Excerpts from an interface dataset
-=-=-

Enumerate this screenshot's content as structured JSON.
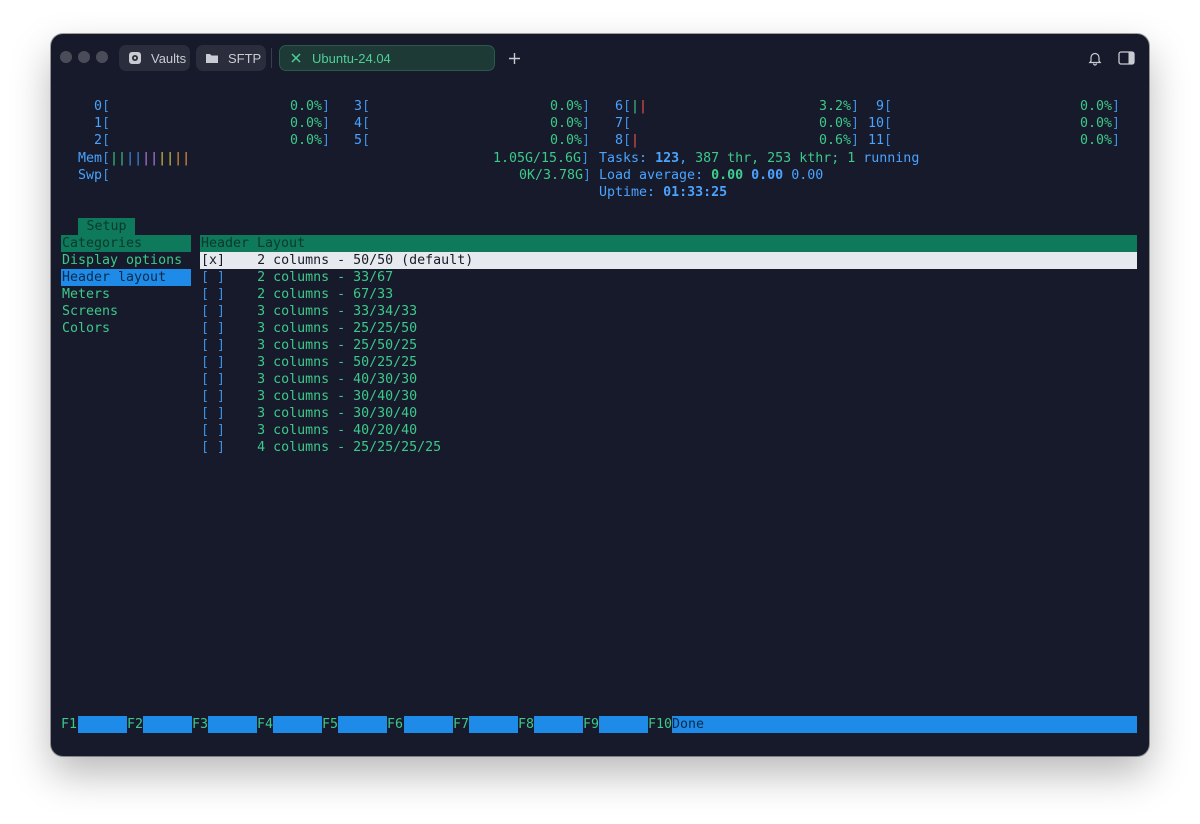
{
  "titlebar": {
    "tabs": [
      {
        "label": "Vaults",
        "icon": "vault-icon"
      },
      {
        "label": "SFTP",
        "icon": "folder-icon"
      },
      {
        "label": "Ubuntu-24.04",
        "icon": "close-icon",
        "active": true
      }
    ],
    "colors": {
      "window_bg": "#161a2b",
      "active_tab": "#1d3a36",
      "accent_green": "#3dc98a",
      "accent_blue": "#1f8be8"
    }
  },
  "cpus": [
    {
      "id": "0",
      "value": "0.0%"
    },
    {
      "id": "1",
      "value": "0.0%"
    },
    {
      "id": "2",
      "value": "0.0%"
    },
    {
      "id": "3",
      "value": "0.0%"
    },
    {
      "id": "4",
      "value": "0.0%"
    },
    {
      "id": "5",
      "value": "0.0%"
    },
    {
      "id": "6",
      "value": "3.2%"
    },
    {
      "id": "7",
      "value": "0.0%"
    },
    {
      "id": "8",
      "value": "0.6%"
    },
    {
      "id": "9",
      "value": "0.0%"
    },
    {
      "id": "10",
      "value": "0.0%"
    },
    {
      "id": "11",
      "value": "0.0%"
    }
  ],
  "mem": {
    "label": "Mem",
    "value": "1.05G/15.6G"
  },
  "swp": {
    "label": "Swp",
    "value": "0K/3.78G"
  },
  "tasks": {
    "label": "Tasks:",
    "count": "123",
    "thr": "387 thr,",
    "kthr": "253 kthr;",
    "running_n": "1",
    "running_label": "running"
  },
  "load": {
    "label": "Load average:",
    "v1": "0.00",
    "v2": "0.00",
    "v3": "0.00"
  },
  "uptime": {
    "label": "Uptime:",
    "value": "01:33:25"
  },
  "setup": {
    "tab_label": "Setup",
    "categories_header": "Categories",
    "categories": [
      "Display options",
      "Header layout",
      "Meters",
      "Screens",
      "Colors"
    ],
    "selected_category": 1,
    "panel_header": "Header Layout",
    "options": [
      {
        "box": "[x]",
        "label": "2 columns - 50/50 (default)"
      },
      {
        "box": "[ ]",
        "label": "2 columns - 33/67"
      },
      {
        "box": "[ ]",
        "label": "2 columns - 67/33"
      },
      {
        "box": "[ ]",
        "label": "3 columns - 33/34/33"
      },
      {
        "box": "[ ]",
        "label": "3 columns - 25/25/50"
      },
      {
        "box": "[ ]",
        "label": "3 columns - 25/50/25"
      },
      {
        "box": "[ ]",
        "label": "3 columns - 50/25/25"
      },
      {
        "box": "[ ]",
        "label": "3 columns - 40/30/30"
      },
      {
        "box": "[ ]",
        "label": "3 columns - 30/40/30"
      },
      {
        "box": "[ ]",
        "label": "3 columns - 30/30/40"
      },
      {
        "box": "[ ]",
        "label": "3 columns - 40/20/40"
      },
      {
        "box": "[ ]",
        "label": "4 columns - 25/25/25/25"
      }
    ],
    "selected_option": 0
  },
  "fkeys": [
    {
      "key": "F1",
      "label": ""
    },
    {
      "key": "F2",
      "label": ""
    },
    {
      "key": "F3",
      "label": ""
    },
    {
      "key": "F4",
      "label": ""
    },
    {
      "key": "F5",
      "label": ""
    },
    {
      "key": "F6",
      "label": ""
    },
    {
      "key": "F7",
      "label": ""
    },
    {
      "key": "F8",
      "label": ""
    },
    {
      "key": "F9",
      "label": ""
    },
    {
      "key": "F10",
      "label": "Done"
    }
  ]
}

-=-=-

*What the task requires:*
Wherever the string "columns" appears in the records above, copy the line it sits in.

*Result of the task:*
        "label": "2 columns - 50/50 (default)"
        "label": "2 columns - 33/67"
        "label": "2 columns - 67/33"
        "label": "3 columns - 33/34/33"
        "label": "3 columns - 25/25/50"
        "label": "3 columns - 25/50/25"
        "label": "3 columns - 50/25/25"
        "label": "3 columns - 40/30/30"
        "label": "3 columns - 30/40/30"
        "label": "3 columns - 30/30/40"
        "label": "3 columns - 40/20/40"
        "label": "4 columns - 25/25/25/25"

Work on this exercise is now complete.